Researcher Creates Proof-of-concept Malware That Infects BIOS, Network Cards
Security researcher Jonathan Brossard created a proof-of-concept hardware backdoor called Rakshasa that replaces a computer's BIOS (Basic Input Output System) and can compromise the operating system at boot time without leaving traces on the hard drive.
Brossard, who is CEO and security research engineer at French security company Toucan System, demonstrated how the malware works at the Defcon hacker conference on Saturday, after also presenting it at the Black Hat security conference on Thursday.
Rakshasa, named after a demon from the Hindu mythology, is not the first malware to target the BIOS -- the low-level motherboard firmware that initializes other hardware components.
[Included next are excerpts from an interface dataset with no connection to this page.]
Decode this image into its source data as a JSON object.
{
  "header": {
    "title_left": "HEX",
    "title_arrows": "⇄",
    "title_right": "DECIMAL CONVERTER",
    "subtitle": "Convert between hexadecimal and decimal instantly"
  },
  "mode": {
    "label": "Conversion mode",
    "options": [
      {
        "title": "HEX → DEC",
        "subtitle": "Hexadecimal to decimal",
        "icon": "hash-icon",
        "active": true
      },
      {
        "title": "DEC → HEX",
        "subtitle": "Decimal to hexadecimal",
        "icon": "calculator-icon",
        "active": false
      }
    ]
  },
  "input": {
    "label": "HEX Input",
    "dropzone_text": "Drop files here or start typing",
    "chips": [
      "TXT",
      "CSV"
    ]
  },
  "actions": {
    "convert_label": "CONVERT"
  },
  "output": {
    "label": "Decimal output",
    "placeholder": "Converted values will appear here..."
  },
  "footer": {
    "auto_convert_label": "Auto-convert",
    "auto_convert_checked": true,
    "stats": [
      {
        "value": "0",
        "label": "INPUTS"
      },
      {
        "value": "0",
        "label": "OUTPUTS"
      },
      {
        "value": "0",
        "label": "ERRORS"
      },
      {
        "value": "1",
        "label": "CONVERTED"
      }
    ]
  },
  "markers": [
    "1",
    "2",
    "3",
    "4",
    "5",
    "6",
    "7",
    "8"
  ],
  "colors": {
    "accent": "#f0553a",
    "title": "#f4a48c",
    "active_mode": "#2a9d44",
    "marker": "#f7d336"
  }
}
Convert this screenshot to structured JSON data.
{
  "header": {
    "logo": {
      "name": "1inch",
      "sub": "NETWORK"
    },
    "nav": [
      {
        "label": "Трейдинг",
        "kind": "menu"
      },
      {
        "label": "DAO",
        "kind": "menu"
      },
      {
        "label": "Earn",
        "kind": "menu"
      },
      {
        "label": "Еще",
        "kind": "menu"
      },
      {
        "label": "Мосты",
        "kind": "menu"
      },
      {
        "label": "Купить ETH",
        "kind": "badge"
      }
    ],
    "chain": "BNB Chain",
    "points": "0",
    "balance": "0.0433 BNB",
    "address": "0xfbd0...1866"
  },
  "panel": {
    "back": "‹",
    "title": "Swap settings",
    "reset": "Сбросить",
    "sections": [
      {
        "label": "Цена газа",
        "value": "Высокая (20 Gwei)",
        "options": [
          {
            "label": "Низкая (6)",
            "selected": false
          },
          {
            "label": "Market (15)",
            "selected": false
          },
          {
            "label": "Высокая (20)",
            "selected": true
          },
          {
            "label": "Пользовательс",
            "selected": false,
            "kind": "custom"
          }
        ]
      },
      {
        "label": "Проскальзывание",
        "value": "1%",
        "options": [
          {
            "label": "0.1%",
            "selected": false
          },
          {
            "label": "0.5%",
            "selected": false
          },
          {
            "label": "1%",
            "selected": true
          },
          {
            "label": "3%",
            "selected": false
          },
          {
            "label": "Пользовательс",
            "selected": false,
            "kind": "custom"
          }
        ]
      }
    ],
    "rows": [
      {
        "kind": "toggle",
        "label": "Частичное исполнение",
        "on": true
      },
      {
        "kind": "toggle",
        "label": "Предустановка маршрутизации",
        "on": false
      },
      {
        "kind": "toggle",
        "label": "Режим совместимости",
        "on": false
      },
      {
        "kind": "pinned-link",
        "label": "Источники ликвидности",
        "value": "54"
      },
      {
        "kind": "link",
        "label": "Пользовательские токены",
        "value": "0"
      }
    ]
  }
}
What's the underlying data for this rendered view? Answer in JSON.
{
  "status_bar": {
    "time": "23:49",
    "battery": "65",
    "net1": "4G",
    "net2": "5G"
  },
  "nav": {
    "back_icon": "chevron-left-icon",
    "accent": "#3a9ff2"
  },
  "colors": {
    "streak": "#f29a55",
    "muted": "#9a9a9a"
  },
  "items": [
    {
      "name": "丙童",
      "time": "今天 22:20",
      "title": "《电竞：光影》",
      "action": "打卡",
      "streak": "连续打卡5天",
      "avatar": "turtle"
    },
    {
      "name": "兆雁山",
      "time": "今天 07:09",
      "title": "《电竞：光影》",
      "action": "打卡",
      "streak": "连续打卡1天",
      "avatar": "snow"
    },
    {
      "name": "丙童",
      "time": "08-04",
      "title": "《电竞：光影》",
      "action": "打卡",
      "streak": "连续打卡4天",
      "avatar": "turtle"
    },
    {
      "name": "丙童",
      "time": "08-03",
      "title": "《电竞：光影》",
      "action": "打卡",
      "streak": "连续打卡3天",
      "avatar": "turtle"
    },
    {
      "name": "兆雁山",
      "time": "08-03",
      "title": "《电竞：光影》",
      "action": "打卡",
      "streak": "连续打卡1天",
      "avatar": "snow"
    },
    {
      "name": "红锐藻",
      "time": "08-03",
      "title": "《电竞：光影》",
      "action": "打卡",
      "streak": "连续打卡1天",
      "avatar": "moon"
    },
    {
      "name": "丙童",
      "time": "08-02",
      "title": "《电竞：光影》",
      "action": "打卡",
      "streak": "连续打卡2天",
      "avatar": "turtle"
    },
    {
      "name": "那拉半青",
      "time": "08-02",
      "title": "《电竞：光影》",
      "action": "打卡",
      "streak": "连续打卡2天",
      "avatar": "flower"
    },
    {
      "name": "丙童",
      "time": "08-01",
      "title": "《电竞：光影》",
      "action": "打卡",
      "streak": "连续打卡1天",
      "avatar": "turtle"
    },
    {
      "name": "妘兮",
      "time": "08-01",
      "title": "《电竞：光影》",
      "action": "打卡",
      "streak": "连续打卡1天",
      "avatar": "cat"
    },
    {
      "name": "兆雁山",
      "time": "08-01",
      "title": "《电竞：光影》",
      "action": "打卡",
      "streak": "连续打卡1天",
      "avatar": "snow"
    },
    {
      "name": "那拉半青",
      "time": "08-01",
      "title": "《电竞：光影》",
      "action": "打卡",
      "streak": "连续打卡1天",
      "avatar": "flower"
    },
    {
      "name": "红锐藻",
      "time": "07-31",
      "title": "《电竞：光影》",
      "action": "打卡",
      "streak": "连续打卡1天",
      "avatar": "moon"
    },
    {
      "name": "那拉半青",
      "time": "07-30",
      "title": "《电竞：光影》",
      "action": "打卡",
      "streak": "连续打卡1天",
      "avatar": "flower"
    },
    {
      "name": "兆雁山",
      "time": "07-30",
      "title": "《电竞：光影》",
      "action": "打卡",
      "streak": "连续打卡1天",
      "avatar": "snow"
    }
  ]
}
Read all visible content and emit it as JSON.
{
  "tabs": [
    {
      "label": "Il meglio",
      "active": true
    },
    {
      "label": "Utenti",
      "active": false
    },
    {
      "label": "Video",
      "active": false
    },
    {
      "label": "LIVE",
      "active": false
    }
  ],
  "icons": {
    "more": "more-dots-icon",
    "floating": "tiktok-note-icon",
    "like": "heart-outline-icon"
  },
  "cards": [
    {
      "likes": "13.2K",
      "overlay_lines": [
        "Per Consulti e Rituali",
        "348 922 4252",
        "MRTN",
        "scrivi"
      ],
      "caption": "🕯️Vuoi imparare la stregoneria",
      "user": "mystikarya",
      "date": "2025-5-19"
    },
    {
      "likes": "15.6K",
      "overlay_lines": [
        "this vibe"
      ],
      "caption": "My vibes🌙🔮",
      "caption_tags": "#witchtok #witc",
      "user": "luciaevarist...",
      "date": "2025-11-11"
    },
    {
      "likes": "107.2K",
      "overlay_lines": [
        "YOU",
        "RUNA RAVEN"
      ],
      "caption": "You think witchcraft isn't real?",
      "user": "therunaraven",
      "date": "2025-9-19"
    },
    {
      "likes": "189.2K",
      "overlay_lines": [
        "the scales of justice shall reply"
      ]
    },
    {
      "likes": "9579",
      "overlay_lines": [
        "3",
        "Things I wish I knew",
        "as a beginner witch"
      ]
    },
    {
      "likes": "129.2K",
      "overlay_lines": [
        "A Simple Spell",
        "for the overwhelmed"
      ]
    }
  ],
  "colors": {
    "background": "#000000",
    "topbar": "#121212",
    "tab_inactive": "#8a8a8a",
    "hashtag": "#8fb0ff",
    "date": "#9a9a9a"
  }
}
However, it differentiates itself from similar threats by using new tricks to achieve persistency and evade detection.
Rakshasa replaces the motherboard BIOS, but can also infect the PCI firmware of other peripheral devices like network cards or CD-ROMs, in order to achieve a high degree of redundancy.
Rakshasa was built with open source software. It replaces the vendor-supplied BIOS with a combination of Coreboot and SeaBIOS, alternatives that work on a variety of motherboards from different manufacturers, and also writes an open source network boot firmware called iPXE to the computer's network card.
All of these components have been modified so they don't display anything that could give their presence away during the booting process. Coreboot even supports custom splashscreens that can mimic the ones of the replaced BIOSes.
Existent computer architecture gives every peripheral device equal access to RAM (random access memory), Brossard said. "The CD-ROM drive can very well control the network card."
This means that even if someone were to restore the original BIOS, rogue firmware located on the network card or the CD-ROM could be used to reflash the rogue one, Brossard said.
The only way to get rid of the malware is to shut down the computer and manually reflash every peripheral, a method that is impractical for most users because it requires specialized equipment and advanced knowledge.
Brossard created Rakshasa to prove that hardware backdooring is practical and can be done somewhere in the supply chain, before a computer is delivered to the end user. He pointed out that most computers, including Macs, come from China.
However, if an attacker would gain system privileges on a computer through a different malware infection or an exploit, they could also theoretically flash the BIOS in order to deploy Rakshasa.
The remote attack method wouldn't work in all cases, because some PCI devices have a physical switch that needs to be moved in order to flash a new firmware and some BIOSes have digital signatures, Brossard said.
However, Coreboot has the ability to load a PCI extension firmware that takes precedence before the one written on the network card, therefore bypassing the physical switch problem.
The attack "totally works when you have physical access, but remotely it only works 99 percent of the time," Brossard said.
The iPXE firmware that runs on the network card is configured to load a bootkit -- malicious code that gets executed pior to the operating system and can infect it before any security products start.
Some known malware programs store the bootkit code inside the Master Boot Record (MBR) of the hard disk drive. This makes it easy for computer forensics specialists and antivirus products to find and remove.
Rakshasa is different because it uses the iPXE firmware to download the bootkit from a remote location and load it into RAM every time the computer boots.
"We never touch the file system," Brossard said. If you send the hard drive to a company and ask them to analyze it for malware they won't be able to find it, he said.
In addition, after the bootkit has done its job, which is to perform malicious modifications of the kernel -- the highest-privileged part of the operating system -- it can be unloaded from memory. This means that a live analysis of the computer's RAM won't be able to find it either.
Detecting this type of compromise is very hard because programs that run inside the operating system get their information from the kernel. The bootkit could very well fake this information, Brossard said.
The iPXE firmware is capable of communicating over Ethernet, Wi-Fi or Wimax and supports a variety of protocols including HTTP, HTTPS and FTP. This gives potential attackers a lot of options.
For example, Rakshasa can download the bootkit from a random blog as a file with a .pdf extension. It can also send the IP addresses and other network information of the infected computers to a predefined email address.
The attacker can push configuration updates or a new version of the malware over an encrypted HTTPS connection by communicating directly with the network card firmware and the command and control server can be rotated among different websites to make it harder for law enforcement or security researchers to take it down.
Brossard did not release Rakshasa publicly. However, since most of its components are open source, someone with sufficient knowledge and resources could replicate it. A research paper that explains the malware's implementation in more detail is available online.